## Problem requirements:
The answer must be one number: how many lines below contain the word "error".

## Data extracts:
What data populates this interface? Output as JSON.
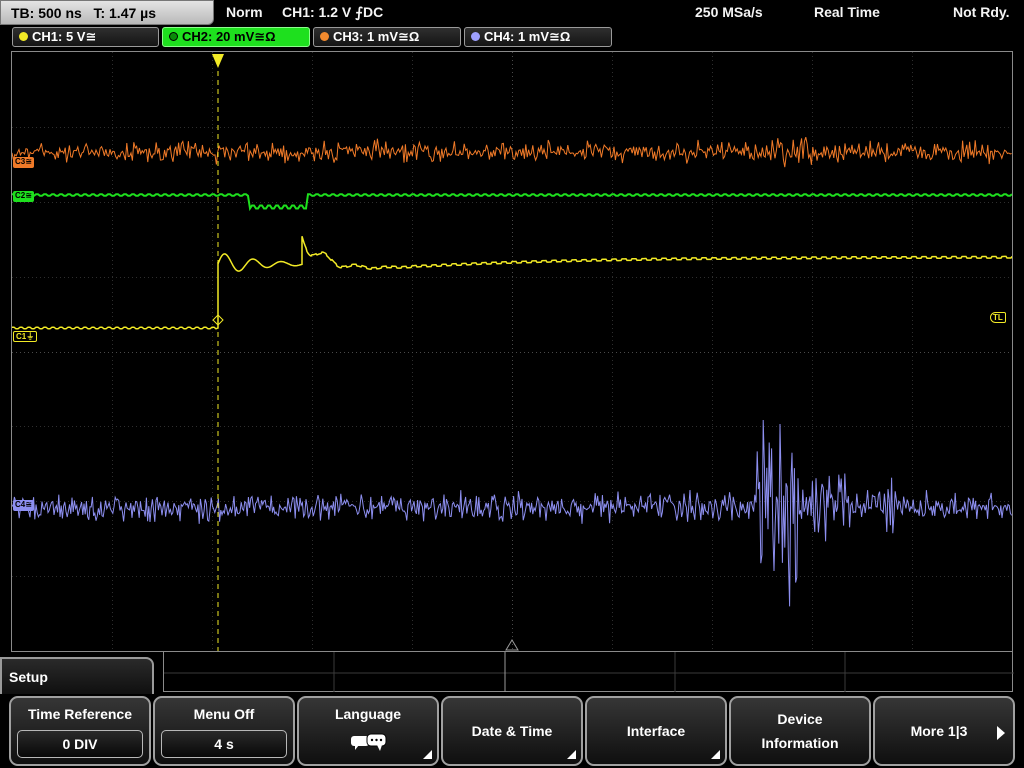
{
  "status": {
    "timebase": "TB: 500 ns   T: 1.47 µs",
    "mode": "Norm",
    "trigger": "CH1: 1.2 V ⨍DC",
    "sample_rate": "250 MSa/s",
    "acq_mode": "Real Time",
    "state": "Not Rdy."
  },
  "channels": [
    {
      "label": "CH1: 5 V≅",
      "color": "#f2ea26",
      "active": false
    },
    {
      "label": "CH2: 20 mV≅Ω",
      "color": "#1ee01e",
      "active": true
    },
    {
      "label": "CH3: 1 mV≅Ω",
      "color": "#f28a2e",
      "active": false
    },
    {
      "label": "CH4: 1 mV≅Ω",
      "color": "#9ea0ff",
      "active": false
    }
  ],
  "markers": {
    "ch3": "C3≅",
    "ch2": "C2≅",
    "ch1": "C1⏚",
    "ch4": "C4≅",
    "trigger_level": "TL"
  },
  "trace_colors": {
    "ch1": "#f2ea26",
    "ch2": "#1ee01e",
    "ch3": "#f07a28",
    "ch4": "#8d8ff0"
  },
  "menu": {
    "title": "Setup",
    "softkeys": [
      {
        "label": "Time Reference",
        "value": "0 DIV"
      },
      {
        "label": "Menu Off",
        "value": "4 s"
      },
      {
        "label": "Language",
        "icon": "speech-bubbles-icon"
      },
      {
        "label": "Date & Time"
      },
      {
        "label": "Interface"
      },
      {
        "label": "Device",
        "label2": "Information"
      },
      {
        "label": "More 1|3"
      }
    ]
  }
}
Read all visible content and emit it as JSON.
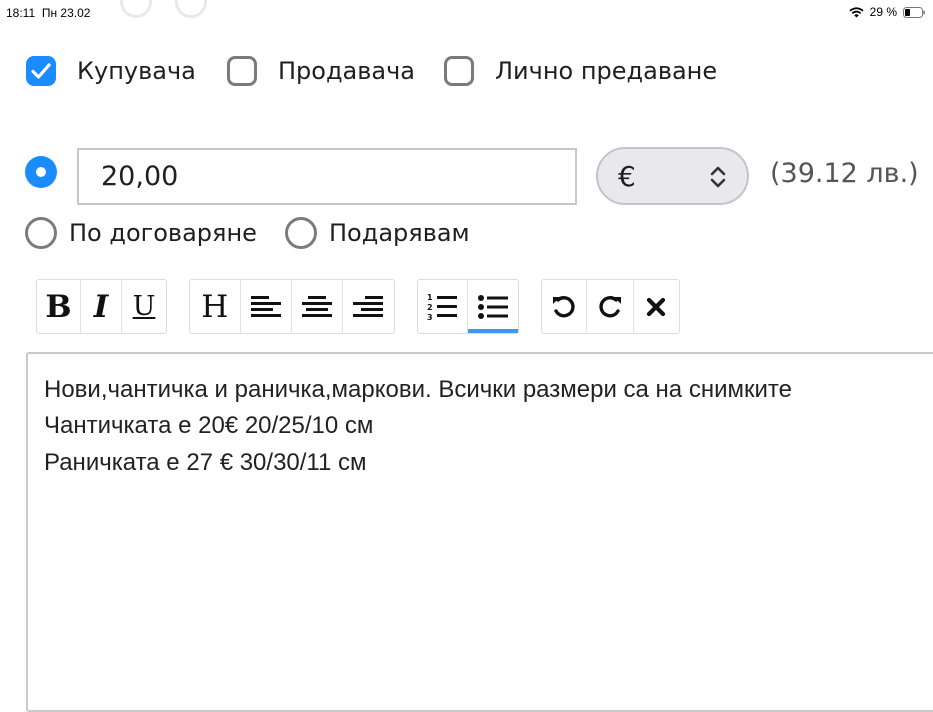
{
  "status_bar": {
    "time": "18:11",
    "date": "Пн 23.02",
    "battery": "29 %"
  },
  "delivery_payer": {
    "options": [
      {
        "label": "Купувача",
        "checked": true
      },
      {
        "label": "Продавача",
        "checked": false
      },
      {
        "label": "Лично предаване",
        "checked": false
      }
    ]
  },
  "price": {
    "value": "20,00",
    "currency": "€",
    "converted": "(39.12 лв.)",
    "options": [
      {
        "label": "По договаряне",
        "selected": false
      },
      {
        "label": "Подарявам",
        "selected": false
      }
    ]
  },
  "toolbar": {
    "bold": "B",
    "italic": "I",
    "underline": "U",
    "heading": "H"
  },
  "editor": {
    "lines": [
      "Нови,чантичка и раничка,маркови. Всички размери са на снимките",
      "Чантичката е 20€ 20/25/10 см",
      "Раничката е 27 € 30/30/11 см"
    ]
  },
  "colors": {
    "accent": "#1a8cff",
    "active_underline": "#3d9ae8"
  }
}
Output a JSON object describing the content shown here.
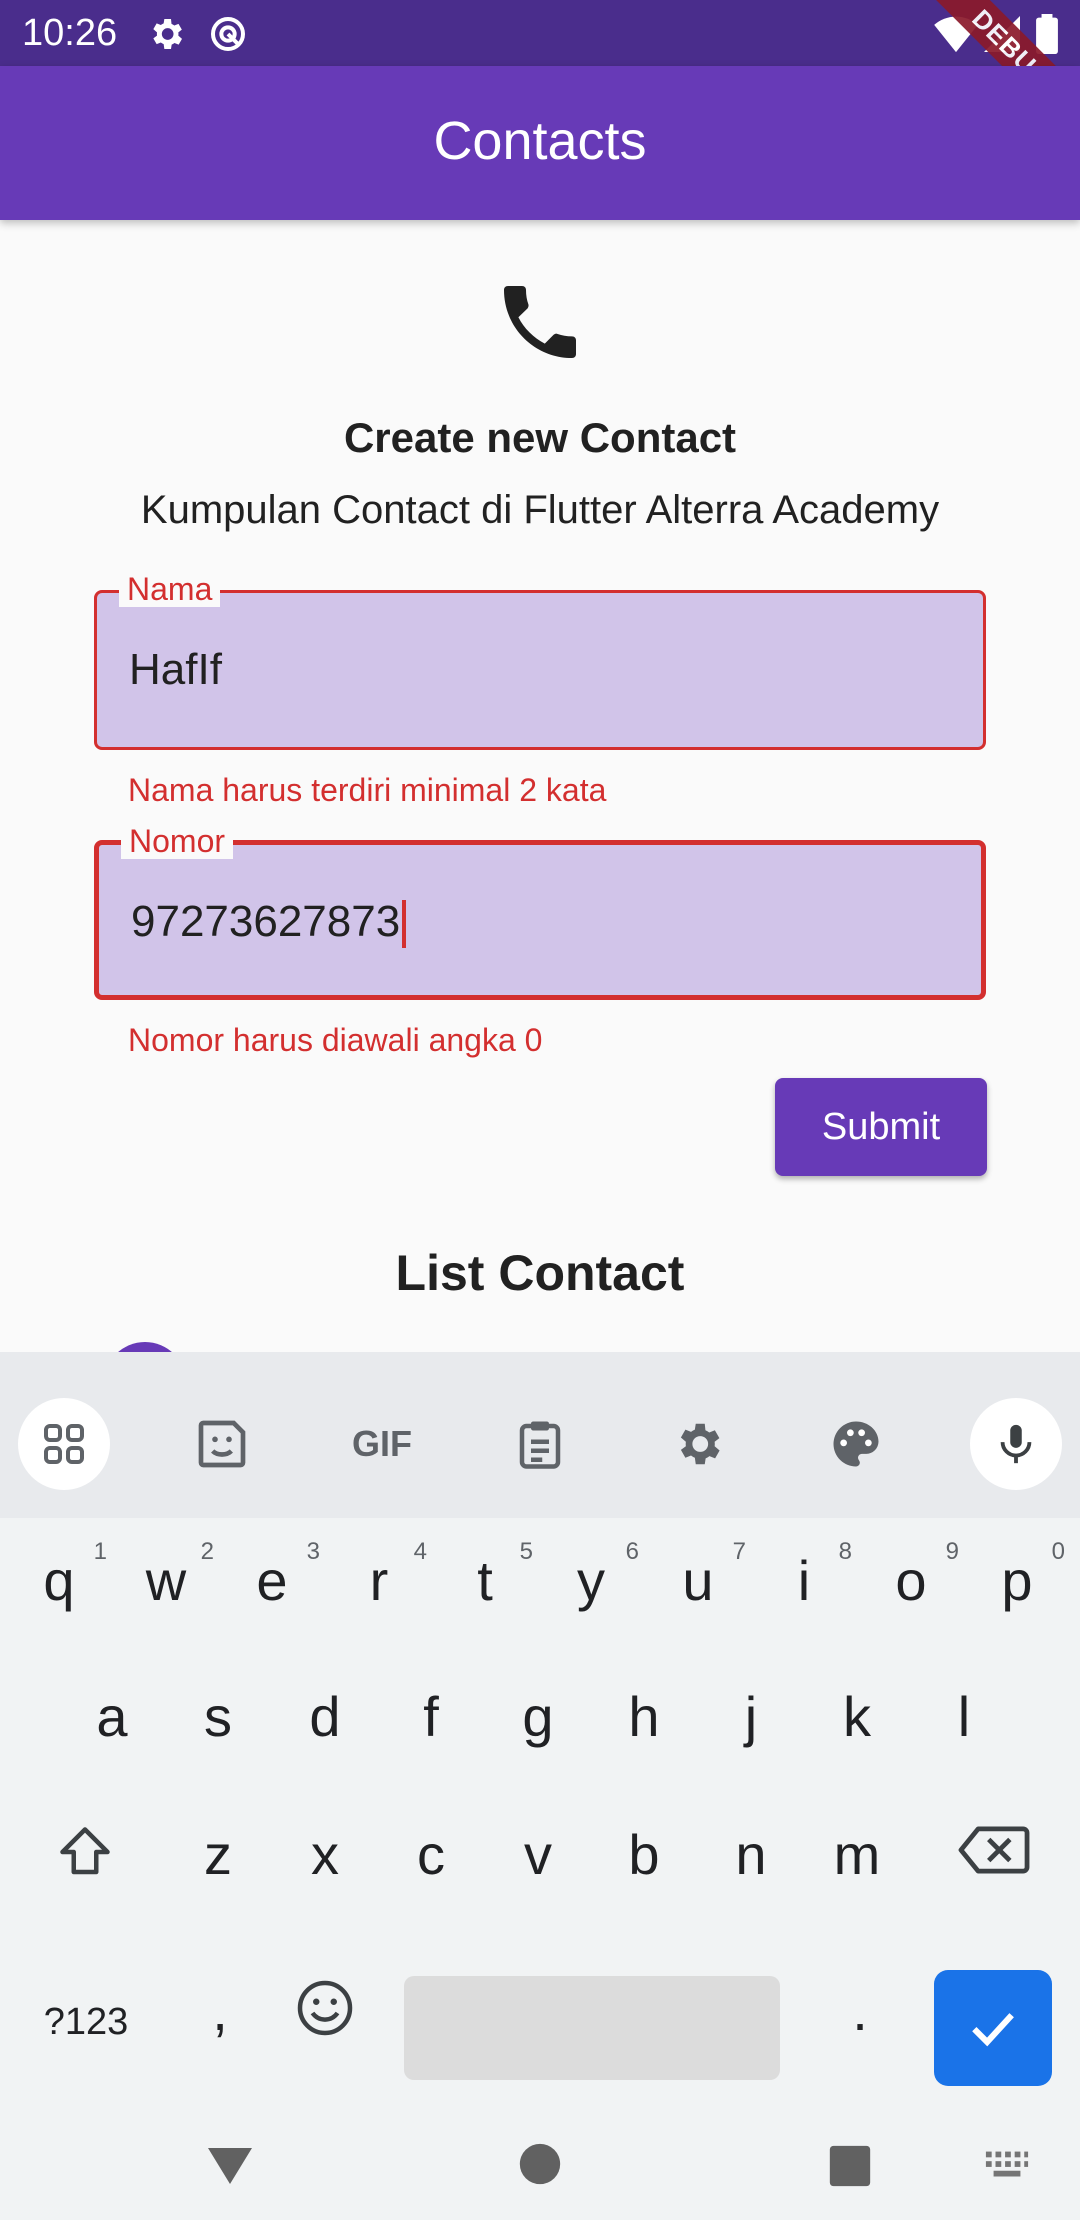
{
  "status_bar": {
    "time": "10:26",
    "debug_label": "DEBUG"
  },
  "app_bar": {
    "title": "Contacts"
  },
  "form": {
    "heading": "Create new Contact",
    "subheading": "Kumpulan Contact di Flutter Alterra Academy",
    "name_field": {
      "label": "Nama",
      "value": "HafIf",
      "error": "Nama harus terdiri minimal 2 kata"
    },
    "number_field": {
      "label": "Nomor",
      "value": "97273627873",
      "error": "Nomor harus diawali angka 0"
    },
    "submit_label": "Submit"
  },
  "list": {
    "heading": "List Contact"
  },
  "keyboard": {
    "toolbar_icons": [
      "apps-grid-icon",
      "sticker-icon",
      "gif-icon",
      "clipboard-icon",
      "settings-icon",
      "palette-icon",
      "mic-icon"
    ],
    "gif_label": "GIF",
    "row1": [
      [
        "q",
        "1"
      ],
      [
        "w",
        "2"
      ],
      [
        "e",
        "3"
      ],
      [
        "r",
        "4"
      ],
      [
        "t",
        "5"
      ],
      [
        "y",
        "6"
      ],
      [
        "u",
        "7"
      ],
      [
        "i",
        "8"
      ],
      [
        "o",
        "9"
      ],
      [
        "p",
        "0"
      ]
    ],
    "row2": [
      "a",
      "s",
      "d",
      "f",
      "g",
      "h",
      "j",
      "k",
      "l"
    ],
    "row3": [
      "z",
      "x",
      "c",
      "v",
      "b",
      "n",
      "m"
    ],
    "symbols_label": "?123",
    "comma": ",",
    "period": "."
  },
  "colors": {
    "primary": "#673ab7",
    "status_bar": "#4a2d8c",
    "error": "#d32f2f",
    "field_fill": "#d1c4e9",
    "enter_key": "#1a73e8"
  }
}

## Written answer:
3